The movie operates in large strokes, Instead of plot revelations where one thing happens one minute after another, the film focuses on one main action that percolates within five to ten minutes. We see one thing and we see the consequences for the rest of an allotted time. Sometimes, like Daniels’ scene with adult HW, it develops through dialogue, while in others, when a derrick explodes, the film lets nature take control.
Some of its audience might be reductive their perception of a movie by saying it’s two and a half hours of fields or business talk. But the personalities within the movie, specifically Daniel and Eli (Paul Dano) makes it accessible. They declare instead of whisper. And so quotable!
A movie is funnier if you watch it with more people. ‘Just give me the water, Eli’ and ‘That was a hell of a show’ in that straightforward delivery was funnier, as well as every scene where Eli gets owned. I wasn’t laughing the first time I saw those violent moments, I felt Kubrickian shock. I first saw the movie at the VIP section. One of the employees asked me if what kind of food/drinks I wanted, but it was such an ascetic experience that I had to take seriously. This was in March 2008, or February, before the Oscars. This was the most important movie of all time and I couldn’t laugh at anything. This time, I was starving yet I could laugh.
I remember the blues and the warm colours. I should smack myself for forgetting the foliage depicted within the movie. I also don’t remember the movie being this dark looking. And how menacing the first shot is of the mountains. And the symmetry, of course.
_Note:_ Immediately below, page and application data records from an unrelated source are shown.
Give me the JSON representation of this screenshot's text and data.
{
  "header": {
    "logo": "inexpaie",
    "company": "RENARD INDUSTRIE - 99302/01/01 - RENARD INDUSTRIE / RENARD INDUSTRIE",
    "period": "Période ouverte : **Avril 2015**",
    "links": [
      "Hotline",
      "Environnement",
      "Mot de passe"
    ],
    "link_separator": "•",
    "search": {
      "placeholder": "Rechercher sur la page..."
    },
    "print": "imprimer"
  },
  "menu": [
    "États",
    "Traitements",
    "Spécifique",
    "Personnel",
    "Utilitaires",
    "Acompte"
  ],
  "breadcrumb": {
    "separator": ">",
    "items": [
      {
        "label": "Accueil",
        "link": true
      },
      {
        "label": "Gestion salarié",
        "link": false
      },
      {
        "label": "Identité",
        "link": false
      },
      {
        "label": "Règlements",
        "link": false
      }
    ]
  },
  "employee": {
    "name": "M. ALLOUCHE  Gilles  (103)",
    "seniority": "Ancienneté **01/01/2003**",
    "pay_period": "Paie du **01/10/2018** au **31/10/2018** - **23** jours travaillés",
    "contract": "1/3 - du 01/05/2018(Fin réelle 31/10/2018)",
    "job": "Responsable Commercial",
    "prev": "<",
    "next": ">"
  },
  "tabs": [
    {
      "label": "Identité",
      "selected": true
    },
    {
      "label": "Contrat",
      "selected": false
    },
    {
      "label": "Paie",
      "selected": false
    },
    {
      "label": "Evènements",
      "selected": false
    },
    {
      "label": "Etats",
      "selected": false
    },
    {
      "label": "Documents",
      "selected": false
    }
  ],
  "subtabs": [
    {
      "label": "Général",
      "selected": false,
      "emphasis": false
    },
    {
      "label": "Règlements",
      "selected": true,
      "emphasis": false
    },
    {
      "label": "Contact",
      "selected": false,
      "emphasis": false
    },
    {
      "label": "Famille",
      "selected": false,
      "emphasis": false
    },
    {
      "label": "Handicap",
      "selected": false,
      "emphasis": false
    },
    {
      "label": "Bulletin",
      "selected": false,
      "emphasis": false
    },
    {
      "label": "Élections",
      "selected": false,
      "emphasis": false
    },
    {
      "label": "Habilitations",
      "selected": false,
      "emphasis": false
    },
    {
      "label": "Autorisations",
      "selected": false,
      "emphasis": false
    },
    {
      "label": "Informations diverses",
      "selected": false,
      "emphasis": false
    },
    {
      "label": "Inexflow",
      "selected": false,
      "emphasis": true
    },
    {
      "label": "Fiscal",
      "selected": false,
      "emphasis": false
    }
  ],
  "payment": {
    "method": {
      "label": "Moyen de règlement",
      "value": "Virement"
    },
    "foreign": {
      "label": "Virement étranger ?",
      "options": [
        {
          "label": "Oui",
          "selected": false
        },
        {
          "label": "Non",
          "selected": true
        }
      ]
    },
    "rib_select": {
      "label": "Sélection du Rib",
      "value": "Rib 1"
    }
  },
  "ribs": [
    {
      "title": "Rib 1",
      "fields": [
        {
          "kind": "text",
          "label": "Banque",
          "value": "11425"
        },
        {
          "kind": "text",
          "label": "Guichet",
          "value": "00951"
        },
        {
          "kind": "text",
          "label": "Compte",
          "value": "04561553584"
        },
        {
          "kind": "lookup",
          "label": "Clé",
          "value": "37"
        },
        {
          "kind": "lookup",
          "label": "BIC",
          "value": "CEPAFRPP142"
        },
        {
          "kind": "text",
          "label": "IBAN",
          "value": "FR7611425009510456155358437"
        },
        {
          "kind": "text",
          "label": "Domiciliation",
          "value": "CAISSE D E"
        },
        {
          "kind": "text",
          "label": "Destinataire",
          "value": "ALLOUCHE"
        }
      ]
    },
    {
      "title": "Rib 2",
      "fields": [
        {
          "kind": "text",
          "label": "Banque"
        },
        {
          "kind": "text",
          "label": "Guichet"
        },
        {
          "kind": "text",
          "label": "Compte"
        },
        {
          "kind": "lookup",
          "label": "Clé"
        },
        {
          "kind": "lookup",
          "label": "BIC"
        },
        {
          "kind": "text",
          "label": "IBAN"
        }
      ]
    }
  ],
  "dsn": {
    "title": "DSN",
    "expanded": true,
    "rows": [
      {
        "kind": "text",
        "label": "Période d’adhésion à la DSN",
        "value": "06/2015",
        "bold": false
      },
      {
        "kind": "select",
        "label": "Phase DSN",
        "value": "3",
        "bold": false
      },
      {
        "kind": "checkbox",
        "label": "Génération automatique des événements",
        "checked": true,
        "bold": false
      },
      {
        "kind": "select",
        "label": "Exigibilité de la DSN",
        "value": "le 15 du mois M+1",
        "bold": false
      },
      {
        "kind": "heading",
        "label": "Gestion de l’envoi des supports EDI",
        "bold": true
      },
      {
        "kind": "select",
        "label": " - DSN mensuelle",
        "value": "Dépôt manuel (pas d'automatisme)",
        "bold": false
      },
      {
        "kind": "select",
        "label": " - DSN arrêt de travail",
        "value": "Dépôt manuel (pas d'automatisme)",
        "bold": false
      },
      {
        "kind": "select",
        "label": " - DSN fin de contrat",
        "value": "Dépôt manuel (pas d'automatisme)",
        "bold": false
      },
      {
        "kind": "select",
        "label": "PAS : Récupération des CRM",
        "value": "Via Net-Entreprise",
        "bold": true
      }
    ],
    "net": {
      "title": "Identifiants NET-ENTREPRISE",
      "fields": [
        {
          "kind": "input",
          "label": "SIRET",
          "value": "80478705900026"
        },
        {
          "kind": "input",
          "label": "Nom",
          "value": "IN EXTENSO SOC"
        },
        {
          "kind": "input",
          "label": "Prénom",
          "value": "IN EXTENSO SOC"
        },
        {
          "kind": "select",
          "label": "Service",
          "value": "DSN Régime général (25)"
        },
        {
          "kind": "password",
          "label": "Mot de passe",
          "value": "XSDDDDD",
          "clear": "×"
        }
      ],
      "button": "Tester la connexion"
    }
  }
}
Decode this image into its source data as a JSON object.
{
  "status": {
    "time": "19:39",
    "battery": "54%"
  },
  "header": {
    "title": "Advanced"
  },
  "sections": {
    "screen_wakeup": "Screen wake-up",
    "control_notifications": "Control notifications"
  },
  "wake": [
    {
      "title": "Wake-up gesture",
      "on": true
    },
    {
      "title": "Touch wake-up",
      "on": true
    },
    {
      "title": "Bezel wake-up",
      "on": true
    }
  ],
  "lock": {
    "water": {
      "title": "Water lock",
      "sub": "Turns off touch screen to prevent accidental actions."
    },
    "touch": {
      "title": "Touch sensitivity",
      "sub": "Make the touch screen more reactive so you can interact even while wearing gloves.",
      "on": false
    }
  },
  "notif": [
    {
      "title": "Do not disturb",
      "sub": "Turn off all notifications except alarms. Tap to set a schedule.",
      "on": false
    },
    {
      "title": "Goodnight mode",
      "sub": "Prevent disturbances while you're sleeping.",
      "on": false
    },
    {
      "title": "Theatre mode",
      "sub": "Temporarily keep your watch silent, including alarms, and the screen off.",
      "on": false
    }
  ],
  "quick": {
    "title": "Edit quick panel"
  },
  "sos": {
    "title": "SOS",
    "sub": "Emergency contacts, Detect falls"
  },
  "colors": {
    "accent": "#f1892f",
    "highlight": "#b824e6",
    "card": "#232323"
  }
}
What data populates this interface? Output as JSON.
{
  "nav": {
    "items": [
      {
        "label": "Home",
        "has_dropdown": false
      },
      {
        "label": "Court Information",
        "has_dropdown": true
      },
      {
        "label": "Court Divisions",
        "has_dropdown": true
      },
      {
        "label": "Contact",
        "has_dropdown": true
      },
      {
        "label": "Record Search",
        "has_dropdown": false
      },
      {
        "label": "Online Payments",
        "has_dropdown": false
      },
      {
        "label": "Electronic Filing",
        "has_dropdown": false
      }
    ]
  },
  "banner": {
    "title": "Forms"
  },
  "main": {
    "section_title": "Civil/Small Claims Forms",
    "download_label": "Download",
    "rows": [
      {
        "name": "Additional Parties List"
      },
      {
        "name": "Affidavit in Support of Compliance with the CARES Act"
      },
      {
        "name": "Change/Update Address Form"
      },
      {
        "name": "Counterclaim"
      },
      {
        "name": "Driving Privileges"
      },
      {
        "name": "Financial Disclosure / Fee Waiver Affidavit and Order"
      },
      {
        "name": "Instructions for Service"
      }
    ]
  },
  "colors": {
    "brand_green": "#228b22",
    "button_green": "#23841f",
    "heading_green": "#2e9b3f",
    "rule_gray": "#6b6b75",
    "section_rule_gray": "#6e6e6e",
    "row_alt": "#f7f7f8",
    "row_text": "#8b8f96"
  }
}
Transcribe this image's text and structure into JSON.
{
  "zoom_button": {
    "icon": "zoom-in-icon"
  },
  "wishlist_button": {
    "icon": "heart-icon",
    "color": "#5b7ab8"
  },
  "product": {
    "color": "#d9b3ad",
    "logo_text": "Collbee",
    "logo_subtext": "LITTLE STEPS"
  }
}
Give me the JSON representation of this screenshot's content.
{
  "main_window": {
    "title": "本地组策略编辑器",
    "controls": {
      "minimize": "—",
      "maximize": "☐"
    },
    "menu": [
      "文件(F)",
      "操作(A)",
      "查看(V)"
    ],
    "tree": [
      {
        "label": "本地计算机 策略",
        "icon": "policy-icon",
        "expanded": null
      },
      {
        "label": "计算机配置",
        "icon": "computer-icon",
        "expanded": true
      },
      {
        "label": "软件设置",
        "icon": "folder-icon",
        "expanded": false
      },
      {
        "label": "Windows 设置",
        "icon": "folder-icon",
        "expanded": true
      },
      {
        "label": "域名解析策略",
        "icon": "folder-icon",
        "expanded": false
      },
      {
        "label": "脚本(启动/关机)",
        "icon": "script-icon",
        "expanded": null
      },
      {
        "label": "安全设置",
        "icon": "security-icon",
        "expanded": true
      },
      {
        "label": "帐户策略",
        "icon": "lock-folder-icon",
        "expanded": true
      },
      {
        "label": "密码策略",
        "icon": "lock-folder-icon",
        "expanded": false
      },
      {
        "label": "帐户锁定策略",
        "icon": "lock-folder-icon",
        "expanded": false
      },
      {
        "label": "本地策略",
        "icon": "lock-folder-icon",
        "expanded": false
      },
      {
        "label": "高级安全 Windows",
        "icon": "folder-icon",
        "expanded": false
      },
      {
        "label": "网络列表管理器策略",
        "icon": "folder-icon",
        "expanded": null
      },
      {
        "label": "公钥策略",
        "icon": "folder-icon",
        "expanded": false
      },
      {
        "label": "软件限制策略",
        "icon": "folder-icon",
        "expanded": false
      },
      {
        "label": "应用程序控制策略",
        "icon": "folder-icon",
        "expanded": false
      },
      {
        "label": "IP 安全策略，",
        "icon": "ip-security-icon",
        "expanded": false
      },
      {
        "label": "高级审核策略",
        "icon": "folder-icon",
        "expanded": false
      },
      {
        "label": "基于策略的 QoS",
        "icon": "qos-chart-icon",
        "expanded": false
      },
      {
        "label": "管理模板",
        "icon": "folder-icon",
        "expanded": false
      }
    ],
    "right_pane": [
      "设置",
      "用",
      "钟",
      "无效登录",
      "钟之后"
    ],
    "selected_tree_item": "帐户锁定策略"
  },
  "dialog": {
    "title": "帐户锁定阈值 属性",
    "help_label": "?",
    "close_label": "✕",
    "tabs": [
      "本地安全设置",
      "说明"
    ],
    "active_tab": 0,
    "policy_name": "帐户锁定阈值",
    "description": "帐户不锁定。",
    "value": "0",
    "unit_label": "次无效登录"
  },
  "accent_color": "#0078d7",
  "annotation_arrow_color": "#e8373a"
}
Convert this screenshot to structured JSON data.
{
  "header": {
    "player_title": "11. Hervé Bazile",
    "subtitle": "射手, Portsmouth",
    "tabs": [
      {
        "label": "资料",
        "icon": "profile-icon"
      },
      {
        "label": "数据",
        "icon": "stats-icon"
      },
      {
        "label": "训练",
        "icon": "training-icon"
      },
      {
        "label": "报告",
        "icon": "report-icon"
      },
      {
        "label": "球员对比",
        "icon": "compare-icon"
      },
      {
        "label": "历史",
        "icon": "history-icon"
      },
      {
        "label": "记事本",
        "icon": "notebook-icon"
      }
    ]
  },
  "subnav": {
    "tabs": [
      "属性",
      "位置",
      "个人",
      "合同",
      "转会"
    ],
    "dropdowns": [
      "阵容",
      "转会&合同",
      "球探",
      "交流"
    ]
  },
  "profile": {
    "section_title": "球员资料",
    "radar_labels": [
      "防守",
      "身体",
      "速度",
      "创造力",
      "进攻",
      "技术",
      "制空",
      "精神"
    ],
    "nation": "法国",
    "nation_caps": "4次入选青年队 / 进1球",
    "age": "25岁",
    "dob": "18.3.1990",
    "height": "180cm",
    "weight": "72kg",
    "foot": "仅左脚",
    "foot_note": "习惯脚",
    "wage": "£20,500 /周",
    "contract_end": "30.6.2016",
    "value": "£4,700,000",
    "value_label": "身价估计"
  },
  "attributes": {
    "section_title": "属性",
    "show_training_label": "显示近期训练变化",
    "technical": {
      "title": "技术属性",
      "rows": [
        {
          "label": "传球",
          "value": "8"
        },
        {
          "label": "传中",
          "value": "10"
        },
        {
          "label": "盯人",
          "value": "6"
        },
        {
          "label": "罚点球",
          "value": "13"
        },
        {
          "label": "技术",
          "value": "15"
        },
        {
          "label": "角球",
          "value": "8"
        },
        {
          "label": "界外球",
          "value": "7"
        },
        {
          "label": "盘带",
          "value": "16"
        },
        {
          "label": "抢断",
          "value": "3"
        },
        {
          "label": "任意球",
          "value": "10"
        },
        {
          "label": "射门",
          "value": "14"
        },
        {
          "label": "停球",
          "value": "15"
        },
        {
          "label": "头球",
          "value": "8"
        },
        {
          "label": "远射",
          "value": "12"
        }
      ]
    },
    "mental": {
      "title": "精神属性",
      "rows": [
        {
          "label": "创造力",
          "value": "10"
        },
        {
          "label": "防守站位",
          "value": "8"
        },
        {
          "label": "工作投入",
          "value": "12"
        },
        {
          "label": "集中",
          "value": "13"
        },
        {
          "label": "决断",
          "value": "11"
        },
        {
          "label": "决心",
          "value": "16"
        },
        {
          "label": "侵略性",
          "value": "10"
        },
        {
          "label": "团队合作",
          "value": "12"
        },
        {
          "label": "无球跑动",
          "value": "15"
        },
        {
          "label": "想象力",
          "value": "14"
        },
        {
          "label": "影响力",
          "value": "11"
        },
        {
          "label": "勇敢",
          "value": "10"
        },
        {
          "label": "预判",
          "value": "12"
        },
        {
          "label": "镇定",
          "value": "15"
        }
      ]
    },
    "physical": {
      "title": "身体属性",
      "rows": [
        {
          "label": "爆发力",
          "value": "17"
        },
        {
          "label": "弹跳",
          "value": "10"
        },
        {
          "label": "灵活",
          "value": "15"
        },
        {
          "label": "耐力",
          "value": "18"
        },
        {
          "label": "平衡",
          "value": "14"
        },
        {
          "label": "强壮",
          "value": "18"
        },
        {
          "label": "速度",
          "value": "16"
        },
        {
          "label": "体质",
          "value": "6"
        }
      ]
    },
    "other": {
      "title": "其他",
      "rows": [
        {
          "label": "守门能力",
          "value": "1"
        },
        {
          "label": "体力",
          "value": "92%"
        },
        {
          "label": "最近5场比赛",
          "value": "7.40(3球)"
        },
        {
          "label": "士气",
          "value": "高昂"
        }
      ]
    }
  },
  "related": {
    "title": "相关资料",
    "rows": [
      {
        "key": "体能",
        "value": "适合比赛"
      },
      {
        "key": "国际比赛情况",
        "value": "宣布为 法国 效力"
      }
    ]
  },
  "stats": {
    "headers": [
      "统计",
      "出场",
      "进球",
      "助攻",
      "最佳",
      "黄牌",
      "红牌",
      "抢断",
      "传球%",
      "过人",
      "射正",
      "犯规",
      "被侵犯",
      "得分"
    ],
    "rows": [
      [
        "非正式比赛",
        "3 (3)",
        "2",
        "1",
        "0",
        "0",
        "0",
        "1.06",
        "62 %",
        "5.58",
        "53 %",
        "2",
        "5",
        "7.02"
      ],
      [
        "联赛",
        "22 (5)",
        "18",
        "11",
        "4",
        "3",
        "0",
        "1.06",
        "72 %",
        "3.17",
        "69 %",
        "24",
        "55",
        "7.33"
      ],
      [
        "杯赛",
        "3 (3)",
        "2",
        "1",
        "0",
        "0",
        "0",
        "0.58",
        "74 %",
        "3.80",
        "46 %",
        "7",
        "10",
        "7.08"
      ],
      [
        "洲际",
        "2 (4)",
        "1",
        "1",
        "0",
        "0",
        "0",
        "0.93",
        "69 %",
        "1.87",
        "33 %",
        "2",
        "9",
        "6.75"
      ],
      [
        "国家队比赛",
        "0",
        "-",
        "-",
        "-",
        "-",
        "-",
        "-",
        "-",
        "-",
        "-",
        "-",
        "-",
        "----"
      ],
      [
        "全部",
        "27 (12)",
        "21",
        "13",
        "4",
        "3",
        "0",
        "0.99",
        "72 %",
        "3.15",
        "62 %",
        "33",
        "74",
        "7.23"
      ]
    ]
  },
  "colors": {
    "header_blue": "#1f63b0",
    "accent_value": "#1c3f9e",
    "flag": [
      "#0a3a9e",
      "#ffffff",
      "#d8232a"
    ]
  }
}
And the music. The only ones I’ve retained are the ones in the beginning and its beehive effect and the Cormac-esque fiddle in the end, the latter I haven’t been able to find. I’ve listened to the soundtrack a lot, it gets me through winter. I tried to keep a mental note on which tracks were playing in which scenes.
I am also one of the few people who will defend Paul Dano’s performance, his Eli building on the foundations that Burt Lancaster has in “Elmer Gantry.” He’s supposed to be annoying and over the top. He’s also the reason we have such a bad impression of Daniel, popping up at the wrong time to ask for the money that Daniel already paid to Eli’s brother Paul (Paul Dano). He sermons like Elvis.
I waited two years to rewatch this movie, and it is the best way to rewatch is to let it gather dust instead of watching it to death. Although the movie still fails the Bechdel test.
Bechdel test failure “There Will Be Blood” is gonna be on at the Underground today at 9ish. This will be the second time for me to watch what critics acclaim as the greatest movie of the past decade. And there’s something subtle about that last picture that I can’t believe I forget that for the other things that happened. And honestly, I wasn’t gonna watch this, but Elmer Gantry just inspired me to do so. Besides, unlike movies from that banner year like “No Country for Old Men” (better on TV) and “Zodiac,” it’s never on television. Come if you can, and hope I or we have fun this time around!